December 16, 2013
Moving through New York’s legal and social justice communities, we see the impact of CUNY School of Law everywhere. Students are interning in our city’s nonprofit organizations. Alumni are seeking justice as public defenders and judges. Others are improving the lives of average citizens who, all too often, are unrepresented in the legal system.
Within these pages, you’ve read about the vital work being done by faculty, students, and alumni in Haiti under the auspices of the International Women’s Human Rights Clinic. You’ve seen how the school is helping American Muslims protect their civil rights in an environment of unfair surveillance practices besieging their community. And you’ve gotten a glimpse of the profound impact our alumni are having in the HIV/AIDS community.
The work of CUNY Law and the extraordinary value of its alumni are in more demand than ever. Thirty years ago, who could have imagined the impact we would be making on the world?
CUNY Law is no longer a hidden treasure buried next to a cemetery in Flushing. Its new, state-of-the art facility in Long Island City is the talk of the legal community and beyond. It’s time to share more ubiquitously who and what we are and the impact that we have, with our neighbors, with our colleagues, and, most importantly, with the progressive philanthropic community.
We need to create partnerships and relationships that will sustain summer fellowships and innovative programs like the Pipeline to Justice, which enhances the diversity of the profession, and the LaunchPad for Justice, which provides access to justice for those who need it most.

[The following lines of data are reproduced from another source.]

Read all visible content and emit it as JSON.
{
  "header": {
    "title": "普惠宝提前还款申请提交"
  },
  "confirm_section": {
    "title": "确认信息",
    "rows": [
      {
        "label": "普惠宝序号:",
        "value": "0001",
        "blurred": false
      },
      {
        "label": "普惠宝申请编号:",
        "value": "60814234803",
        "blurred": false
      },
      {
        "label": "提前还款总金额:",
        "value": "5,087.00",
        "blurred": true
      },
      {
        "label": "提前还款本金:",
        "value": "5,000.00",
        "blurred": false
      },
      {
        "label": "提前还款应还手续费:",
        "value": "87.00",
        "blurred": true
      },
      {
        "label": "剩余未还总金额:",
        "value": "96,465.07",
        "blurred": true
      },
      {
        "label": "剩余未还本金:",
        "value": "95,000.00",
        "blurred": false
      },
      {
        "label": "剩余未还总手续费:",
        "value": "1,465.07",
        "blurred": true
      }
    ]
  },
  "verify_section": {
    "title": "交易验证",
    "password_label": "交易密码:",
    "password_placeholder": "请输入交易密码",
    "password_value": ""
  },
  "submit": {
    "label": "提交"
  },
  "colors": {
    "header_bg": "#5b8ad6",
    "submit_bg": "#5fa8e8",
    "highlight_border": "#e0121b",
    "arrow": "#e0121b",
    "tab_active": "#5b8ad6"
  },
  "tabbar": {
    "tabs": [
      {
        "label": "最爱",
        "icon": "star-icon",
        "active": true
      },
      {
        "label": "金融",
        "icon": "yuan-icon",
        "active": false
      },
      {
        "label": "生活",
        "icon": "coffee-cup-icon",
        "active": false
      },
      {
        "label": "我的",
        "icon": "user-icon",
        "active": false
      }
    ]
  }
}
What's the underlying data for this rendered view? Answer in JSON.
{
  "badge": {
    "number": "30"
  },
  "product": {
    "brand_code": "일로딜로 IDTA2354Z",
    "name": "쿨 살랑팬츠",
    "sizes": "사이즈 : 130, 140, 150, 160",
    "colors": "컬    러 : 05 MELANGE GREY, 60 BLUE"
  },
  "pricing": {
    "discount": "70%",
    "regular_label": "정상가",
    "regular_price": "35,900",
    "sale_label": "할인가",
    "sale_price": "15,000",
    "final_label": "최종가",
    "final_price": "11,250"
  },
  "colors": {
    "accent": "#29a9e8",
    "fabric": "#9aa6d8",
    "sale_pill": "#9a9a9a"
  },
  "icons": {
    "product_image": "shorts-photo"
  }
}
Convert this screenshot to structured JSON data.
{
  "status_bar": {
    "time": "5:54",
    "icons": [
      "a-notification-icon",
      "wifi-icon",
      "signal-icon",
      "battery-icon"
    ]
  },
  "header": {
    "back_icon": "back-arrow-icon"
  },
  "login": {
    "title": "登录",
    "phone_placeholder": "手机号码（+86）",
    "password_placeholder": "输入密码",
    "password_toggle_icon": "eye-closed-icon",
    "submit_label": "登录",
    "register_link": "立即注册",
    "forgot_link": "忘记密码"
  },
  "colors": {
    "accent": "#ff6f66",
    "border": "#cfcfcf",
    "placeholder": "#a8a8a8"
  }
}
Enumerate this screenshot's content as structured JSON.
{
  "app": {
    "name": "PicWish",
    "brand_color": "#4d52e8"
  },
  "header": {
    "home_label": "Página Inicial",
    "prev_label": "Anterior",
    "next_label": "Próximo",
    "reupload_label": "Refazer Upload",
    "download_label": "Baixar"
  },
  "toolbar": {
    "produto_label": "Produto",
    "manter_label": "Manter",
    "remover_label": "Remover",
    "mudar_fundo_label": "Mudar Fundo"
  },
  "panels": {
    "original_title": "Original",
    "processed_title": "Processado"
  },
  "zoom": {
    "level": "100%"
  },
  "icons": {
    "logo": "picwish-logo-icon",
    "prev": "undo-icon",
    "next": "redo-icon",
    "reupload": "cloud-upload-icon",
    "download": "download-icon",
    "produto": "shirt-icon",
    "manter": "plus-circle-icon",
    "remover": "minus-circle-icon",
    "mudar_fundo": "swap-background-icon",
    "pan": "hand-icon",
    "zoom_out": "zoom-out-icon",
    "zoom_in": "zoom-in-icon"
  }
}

I’m delighted with how many names appear on the donor honor roll in this issue of Public Square. But we can do so much better. There is more work to be done, and we have more lawyers to produce—committed individuals who will advocate for social justice and win!
— Rebecca Seawright (’92)
Rebecca Seawright is a graduate of the CUNY Law class of 1992 and is a member of the school’s board of visitors. She is the chair of the board of directors of the Feminist Press, an independent, nonprofit literary publisher that promotes freedom of expression and social justice.